What this task involves. Give back all the data exactly, line by line.

Source material.
####

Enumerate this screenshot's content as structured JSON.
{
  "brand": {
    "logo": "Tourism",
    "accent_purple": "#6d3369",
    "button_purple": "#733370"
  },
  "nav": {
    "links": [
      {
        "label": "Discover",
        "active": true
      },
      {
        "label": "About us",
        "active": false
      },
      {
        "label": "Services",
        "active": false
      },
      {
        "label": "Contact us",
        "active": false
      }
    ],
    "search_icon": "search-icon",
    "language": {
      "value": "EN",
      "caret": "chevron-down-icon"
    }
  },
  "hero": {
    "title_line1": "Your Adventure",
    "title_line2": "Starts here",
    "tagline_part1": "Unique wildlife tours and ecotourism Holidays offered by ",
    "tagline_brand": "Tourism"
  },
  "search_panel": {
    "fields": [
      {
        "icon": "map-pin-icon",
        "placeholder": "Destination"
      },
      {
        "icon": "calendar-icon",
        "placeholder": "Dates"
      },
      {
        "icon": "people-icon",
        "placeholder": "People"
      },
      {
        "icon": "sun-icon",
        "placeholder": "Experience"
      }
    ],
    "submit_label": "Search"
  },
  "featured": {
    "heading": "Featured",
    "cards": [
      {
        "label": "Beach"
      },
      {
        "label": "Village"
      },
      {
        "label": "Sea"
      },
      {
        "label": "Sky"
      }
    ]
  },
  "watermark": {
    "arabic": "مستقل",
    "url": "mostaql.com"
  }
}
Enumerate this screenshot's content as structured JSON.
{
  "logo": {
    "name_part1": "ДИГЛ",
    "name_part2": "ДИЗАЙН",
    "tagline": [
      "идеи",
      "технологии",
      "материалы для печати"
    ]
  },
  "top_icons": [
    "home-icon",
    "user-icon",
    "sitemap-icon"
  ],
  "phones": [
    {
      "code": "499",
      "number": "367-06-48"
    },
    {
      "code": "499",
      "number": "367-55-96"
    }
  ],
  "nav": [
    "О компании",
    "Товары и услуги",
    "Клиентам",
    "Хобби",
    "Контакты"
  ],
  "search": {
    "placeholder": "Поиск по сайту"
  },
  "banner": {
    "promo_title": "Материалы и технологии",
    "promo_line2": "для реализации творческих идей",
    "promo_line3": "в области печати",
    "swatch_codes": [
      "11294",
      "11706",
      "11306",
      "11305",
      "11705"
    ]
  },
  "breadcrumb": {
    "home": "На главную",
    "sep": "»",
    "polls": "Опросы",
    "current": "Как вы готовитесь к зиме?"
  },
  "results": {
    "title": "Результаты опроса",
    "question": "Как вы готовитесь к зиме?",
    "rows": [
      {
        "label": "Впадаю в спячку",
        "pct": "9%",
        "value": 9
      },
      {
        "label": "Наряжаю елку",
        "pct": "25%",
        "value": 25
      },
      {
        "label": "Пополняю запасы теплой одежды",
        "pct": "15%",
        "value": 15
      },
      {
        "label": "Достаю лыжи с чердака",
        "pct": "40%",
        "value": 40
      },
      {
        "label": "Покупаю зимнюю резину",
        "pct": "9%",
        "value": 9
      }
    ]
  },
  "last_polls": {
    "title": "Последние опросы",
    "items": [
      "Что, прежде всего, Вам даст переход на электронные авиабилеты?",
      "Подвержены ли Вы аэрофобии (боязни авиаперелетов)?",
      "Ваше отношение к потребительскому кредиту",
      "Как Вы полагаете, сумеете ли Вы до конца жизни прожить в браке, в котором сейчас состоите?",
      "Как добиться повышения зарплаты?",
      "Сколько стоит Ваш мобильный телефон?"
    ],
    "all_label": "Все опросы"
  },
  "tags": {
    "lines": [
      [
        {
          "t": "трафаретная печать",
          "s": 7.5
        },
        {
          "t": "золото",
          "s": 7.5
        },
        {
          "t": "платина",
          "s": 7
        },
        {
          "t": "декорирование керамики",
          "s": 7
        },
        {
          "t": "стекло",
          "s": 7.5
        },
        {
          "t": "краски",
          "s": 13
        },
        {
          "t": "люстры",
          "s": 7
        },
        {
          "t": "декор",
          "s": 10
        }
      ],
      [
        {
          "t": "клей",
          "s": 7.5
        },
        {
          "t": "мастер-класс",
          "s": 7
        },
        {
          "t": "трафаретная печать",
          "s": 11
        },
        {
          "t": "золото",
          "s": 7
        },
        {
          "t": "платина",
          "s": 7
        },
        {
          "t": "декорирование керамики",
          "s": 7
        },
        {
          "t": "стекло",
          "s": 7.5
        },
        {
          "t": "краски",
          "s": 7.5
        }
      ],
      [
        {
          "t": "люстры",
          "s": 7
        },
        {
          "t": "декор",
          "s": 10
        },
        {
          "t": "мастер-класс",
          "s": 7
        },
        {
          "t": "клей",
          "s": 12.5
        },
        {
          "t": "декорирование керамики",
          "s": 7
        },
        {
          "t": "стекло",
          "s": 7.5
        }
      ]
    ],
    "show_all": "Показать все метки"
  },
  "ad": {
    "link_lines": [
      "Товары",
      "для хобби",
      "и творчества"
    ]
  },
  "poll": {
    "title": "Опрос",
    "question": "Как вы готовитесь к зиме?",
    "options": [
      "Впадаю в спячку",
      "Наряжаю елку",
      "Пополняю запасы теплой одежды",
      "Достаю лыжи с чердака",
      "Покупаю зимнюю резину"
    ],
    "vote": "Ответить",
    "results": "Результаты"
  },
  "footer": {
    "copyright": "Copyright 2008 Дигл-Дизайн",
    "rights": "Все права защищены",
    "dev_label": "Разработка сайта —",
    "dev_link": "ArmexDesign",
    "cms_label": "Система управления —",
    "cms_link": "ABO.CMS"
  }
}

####

Written answer.
Enumerate this screenshot's content as structured JSON.
{
  "brand": {
    "logo": "Tourism",
    "accent_purple": "#6d3369",
    "button_purple": "#733370"
  },
  "nav": {
    "links": [
      {
        "label": "Discover",
        "active": true
      },
      {
        "label": "About us",
        "active": false
      },
      {
        "label": "Services",
        "active": false
      },
      {
        "label": "Contact us",
        "active": false
      }
    ],
    "search_icon": "search-icon",
    "language": {
      "value": "EN",
      "caret": "chevron-down-icon"
    }
  },
  "hero": {
    "title_line1": "Your Adventure",
    "title_line2": "Starts here",
    "tagline_part1": "Unique wildlife tours and ecotourism Holidays offered by ",
    "tagline_brand": "Tourism"
  },
  "search_panel": {
    "fields": [
      {
        "icon": "map-pin-icon",
        "placeholder": "Destination"
      },
      {
        "icon": "calendar-icon",
        "placeholder": "Dates"
      },
      {
        "icon": "people-icon",
        "placeholder": "People"
      },
      {
        "icon": "sun-icon",
        "placeholder": "Experience"
      }
    ],
    "submit_label": "Search"
  },
  "featured": {
    "heading": "Featured",
    "cards": [
      {
        "label": "Beach"
      },
      {
        "label": "Village"
      },
      {
        "label": "Sea"
      },
      {
        "label": "Sky"
      }
    ]
  },
  "watermark": {
    "arabic": "مستقل",
    "url": "mostaql.com"
  }
}
Enumerate this screenshot's content as structured JSON.
{
  "logo": {
    "name_part1": "ДИГЛ",
    "name_part2": "ДИЗАЙН",
    "tagline": [
      "идеи",
      "технологии",
      "материалы для печати"
    ]
  },
  "top_icons": [
    "home-icon",
    "user-icon",
    "sitemap-icon"
  ],
  "phones": [
    {
      "code": "499",
      "number": "367-06-48"
    },
    {
      "code": "499",
      "number": "367-55-96"
    }
  ],
  "nav": [
    "О компании",
    "Товары и услуги",
    "Клиентам",
    "Хобби",
    "Контакты"
  ],
  "search": {
    "placeholder": "Поиск по сайту"
  },
  "banner": {
    "promo_title": "Материалы и технологии",
    "promo_line2": "для реализации творческих идей",
    "promo_line3": "в области печати",
    "swatch_codes": [
      "11294",
      "11706",
      "11306",
      "11305",
      "11705"
    ]
  },
  "breadcrumb": {
    "home": "На главную",
    "sep": "»",
    "polls": "Опросы",
    "current": "Как вы готовитесь к зиме?"
  },
  "results": {
    "title": "Результаты опроса",
    "question": "Как вы готовитесь к зиме?",
    "rows": [
      {
        "label": "Впадаю в спячку",
        "pct": "9%",
        "value": 9
      },
      {
        "label": "Наряжаю елку",
        "pct": "25%",
        "value": 25
      },
      {
        "label": "Пополняю запасы теплой одежды",
        "pct": "15%",
        "value": 15
      },
      {
        "label": "Достаю лыжи с чердака",
        "pct": "40%",
        "value": 40
      },
      {
        "label": "Покупаю зимнюю резину",
        "pct": "9%",
        "value": 9
      }
    ]
  },
  "last_polls": {
    "title": "Последние опросы",
    "items": [
      "Что, прежде всего, Вам даст переход на электронные авиабилеты?",
      "Подвержены ли Вы аэрофобии (боязни авиаперелетов)?",
      "Ваше отношение к потребительскому кредиту",
      "Как Вы полагаете, сумеете ли Вы до конца жизни прожить в браке, в котором сейчас состоите?",
      "Как добиться повышения зарплаты?",
      "Сколько стоит Ваш мобильный телефон?"
    ],
    "all_label": "Все опросы"
  },
  "tags": {
    "lines": [
      [
        {
          "t": "трафаретная печать",
          "s": 7.5
        },
        {
          "t": "золото",
          "s": 7.5
        },
        {
          "t": "платина",
          "s": 7
        },
        {
          "t": "декорирование керамики",
          "s": 7
        },
        {
          "t": "стекло",
          "s": 7.5
        },
        {
          "t": "краски",
          "s": 13
        },
        {
          "t": "люстры",
          "s": 7
        },
        {
          "t": "декор",
          "s": 10
        }
      ],
      [
        {
          "t": "клей",
          "s": 7.5
        },
        {
          "t": "мастер-класс",
          "s": 7
        },
        {
          "t": "трафаретная печать",
          "s": 11
        },
        {
          "t": "золото",
          "s": 7
        },
        {
          "t": "платина",
          "s": 7
        },
        {
          "t": "декорирование керамики",
          "s": 7
        },
        {
          "t": "стекло",
          "s": 7.5
        },
        {
          "t": "краски",
          "s": 7.5
        }
      ],
      [
        {
          "t": "люстры",
          "s": 7
        },
        {
          "t": "декор",
          "s": 10
        },
        {
          "t": "мастер-класс",
          "s": 7
        },
        {
          "t": "клей",
          "s": 12.5
        },
        {
          "t": "декорирование керамики",
          "s": 7
        },
        {
          "t": "стекло",
          "s": 7.5
        }
      ]
    ],
    "show_all": "Показать все метки"
  },
  "ad": {
    "link_lines": [
      "Товары",
      "для хобби",
      "и творчества"
    ]
  },
  "poll": {
    "title": "Опрос",
    "question": "Как вы готовитесь к зиме?",
    "options": [
      "Впадаю в спячку",
      "Наряжаю елку",
      "Пополняю запасы теплой одежды",
      "Достаю лыжи с чердака",
      "Покупаю зимнюю резину"
    ],
    "vote": "Ответить",
    "results": "Результаты"
  },
  "footer": {
    "copyright": "Copyright 2008 Дигл-Дизайн",
    "rights": "Все права защищены",
    "dev_label": "Разработка сайта —",
    "dev_link": "ArmexDesign",
    "cms_label": "Система управления —",
    "cms_link": "ABO.CMS"
  }
}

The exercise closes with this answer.